By Diego Graglia, FI2W web editor
The immigration detention system has been under fire from all sides in the past few weeks. Let us count the ways:
- There was the Associated Press special report showing most immigrant detainees are not criminals and many are held for lengthy periods before being deported.
- There was the announcement that the Inter-American Court for Human Rights will hold a hearing on immigrant detention conditions in the U.S. today in Washington.
- There were two reports –from Human Rights Watch and the Florida Immigrant Advocacy Center– saying that immigration authorities provide dismal medical care to detainees.
- All of this came after high-profile detainee deaths in Rhode Island and Virginia called attention to the treatment immigrants receive while they await to be deported.
As with other aspects of immigration policy, the Obama Administration has hinted that it may address the issue of immigrant detention soon, but it has yet to announce any concrete measures on the matter.
Homeland Security Secretary Janet Napolitano created the post of Special Advisor on Immigration and Customs Enforcement (ICE) and Detention and Removal, and filled it with Dora Schriro. As governor of Arizona Napolitano had hired Schriro as the state’s corrections chief.
According to a critical profile of Schriro the Phoenix New Times alt-weekly ran in 2004,
Her critics call her naive, a criminal coddler who thinks she can fix felons and turn them into productive citizens. Her fans call her a progressive, someone who sees the folly in throw-away-the-key and isn’t afraid to stand up to the old school.
In testimony she gave March 3rd [ download here in .pdf ] before the House Appropriations Subcommittee on Homeland Security, Schriro acknowledged that “in several recent instances, the medical and custodial care that (deceased) detainees received before expiring appeared to be contrary to (Detention and Removal Operations) policy.”
There have been 90 detainee deaths since Homeland Security and ICE were created in 2003.
The 2009 budget, Schriro added, “provided $2,000,000 to ICE to undertake immediately a review of the medical care provided to people detained by DHS.
This is an important opportunity for ICE to convene stakeholders and subject matter experts to build upon the body of knowledge contained in GAO reports, House and Senate reports, and a recent report from a working group on detainee health care that was formed last year by Secretary Chertoff to improve the scope, the services and the system of health care. I plan to actively participate.
Clearly, many concerns have been expressed within government and by the community for some time about the medical care and treatment that the ICE detainees receive and detainee deaths in custody. In my view, there is reason for concern. There is also real opportunity for measurable, sustainable improvement.
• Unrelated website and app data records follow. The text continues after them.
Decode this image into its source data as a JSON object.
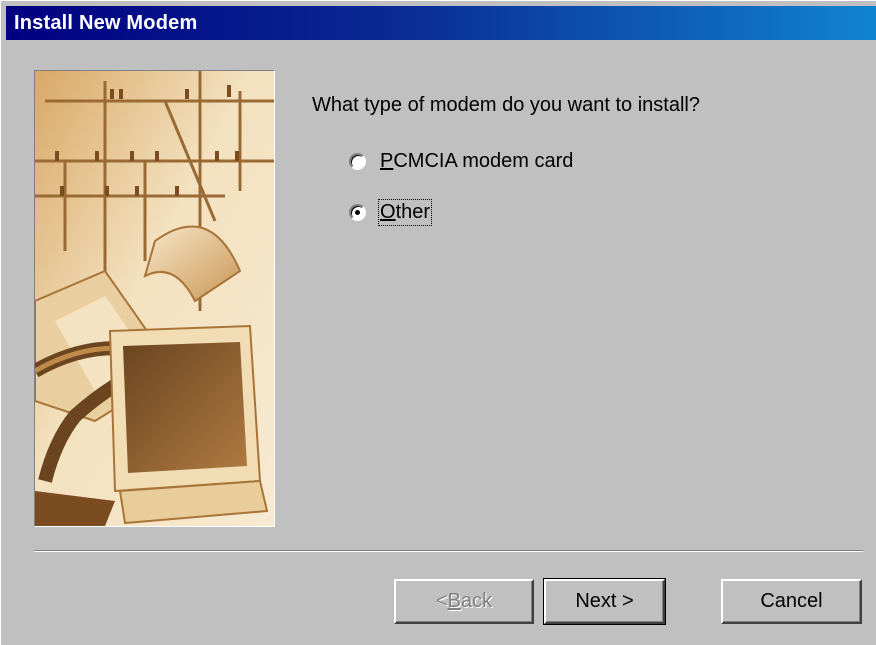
{
  "window": {
    "title": "Install New Modem"
  },
  "wizard": {
    "prompt": "What type of modem do you want to install?",
    "options": [
      {
        "pre": "",
        "accel": "P",
        "post": "CMCIA modem card",
        "selected": false
      },
      {
        "pre": "",
        "accel": "O",
        "post": "ther",
        "selected": true
      }
    ]
  },
  "buttons": {
    "back": {
      "pre": "< ",
      "accel": "B",
      "post": "ack",
      "enabled": false
    },
    "next": {
      "label": "Next >"
    },
    "cancel": {
      "label": "Cancel"
    }
  },
  "illustration": {
    "icon": "modem-computer-illustration",
    "colors": {
      "light": "#f3e1bf",
      "mid": "#d9a866",
      "dark": "#8a5a28"
    }
  }
}
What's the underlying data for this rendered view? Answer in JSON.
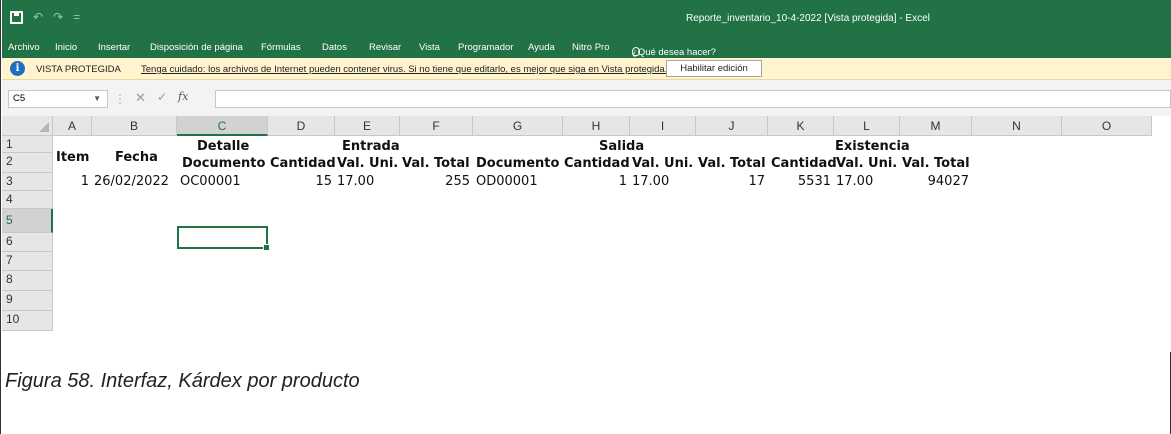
{
  "title_bar": {
    "document_title": "Reporte_inventario_10-4-2022  [Vista protegida]  -  Excel",
    "qat_undo": "↶",
    "qat_redo": "↷",
    "qat_more": "="
  },
  "ribbon_tabs": [
    "Archivo",
    "Inicio",
    "Insertar",
    "Disposición de página",
    "Fórmulas",
    "Datos",
    "Revisar",
    "Vista",
    "Programador",
    "Ayuda",
    "Nitro Pro",
    "¿Qué desea hacer?"
  ],
  "protected_view": {
    "label": "VISTA PROTEGIDA",
    "message": "Tenga cuidado: los archivos de Internet pueden contener virus. Si no tiene que editarlo, es mejor que siga en Vista protegida.",
    "button": "Habilitar edición"
  },
  "formula_bar": {
    "name_box": "C5",
    "formula": ""
  },
  "columns": [
    "A",
    "B",
    "C",
    "D",
    "E",
    "F",
    "G",
    "H",
    "I",
    "J",
    "K",
    "L",
    "M",
    "N",
    "O"
  ],
  "rows": [
    "1",
    "2",
    "3",
    "4",
    "5",
    "6",
    "7",
    "8",
    "9",
    "10"
  ],
  "selected_cell": "C5",
  "sheet": {
    "h_item": "Item",
    "h_fecha": "Fecha",
    "h_detalle": "Detalle",
    "h_entrada": "Entrada",
    "h_salida": "Salida",
    "h_existencia": "Existencia",
    "h_documento_1": "Documento",
    "h_cantidad_1": "Cantidad",
    "h_valuni_1": "Val. Uni.",
    "h_valtotal_1": "Val. Total",
    "h_documento_2": "Documento",
    "h_cantidad_2": "Cantidad",
    "h_valuni_2": "Val. Uni.",
    "h_valtotal_2": "Val. Total",
    "h_cantidad_3": "Cantidad",
    "h_valuni_3": "Val. Uni.",
    "h_valtotal_3": "Val. Total",
    "r3_item": "1",
    "r3_fecha": "26/02/2022",
    "r3_doc_entrada": "OC00001",
    "r3_cant_entrada": "15",
    "r3_valuni_entrada": "17.00",
    "r3_valtotal_entrada": "255",
    "r3_doc_salida": "OD00001",
    "r3_cant_salida": "1",
    "r3_valuni_salida": "17.00",
    "r3_valtotal_salida": "17",
    "r3_cant_exist": "5531",
    "r3_valuni_exist": "17.00",
    "r3_valtotal_exist": "94027"
  },
  "caption": "Figura 58. Interfaz, Kárdex por producto",
  "colors": {
    "excel_green": "#217346",
    "protected_bar": "#fff4ce"
  }
}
After taking office, Napolitano ordered reviews of many operational aspects of the immigration and border security system. About detention facilities, Napolitano’s order asked for a review of the detention standards used and the facilities’ compliance with them. A final report was due Feb. 20, but no official action on the matter has been announced since then.
This week, Human Rights Watch released a report about the conditions of detention for immigrant women, who “often receive substandard care for pregnancies, breast cancer and even routine gynecological matters,” according to The Miami Herald.
A report by the Florida Immigrant Advocacy Center, in turn, said,
Unfortunately, oversight of ICE detention conditions, including detainee medical care, is sorely lacking.
In such an oversight vacuum, ICE tolerates a culture of cruelty and indifference to human suffering. Detainees routinely report being treated as criminals, being accused of faking illnesses, and having painful symptoms ignored. They also face retaliation for demanding better medical treatment or complaining about the medical abuse of fellow detainees.
We do not know if this happens because they are foreign, imprisoned, have no lawyer to defend them or all of the above. We do know from years of direct experience that cruel and inhumane treatment of sick detainees is a systemic problem.
In response, ICE spokeswoman Barbara Gonzalez told the Herald that Napolitano will work “to improve the scope, the services and the system of healthcare delivered to ICE detainees.”
”Secretary Napolitano recognizes the importance of ensuring that all ICE detainees receive appropriate medical treatment,” Gonzalez said in a prepared statement.
[The Miami Herald]
In immigration detention, as in other aspects of immigration policy, what the Obama Administration has to offer for now is more questions than answers.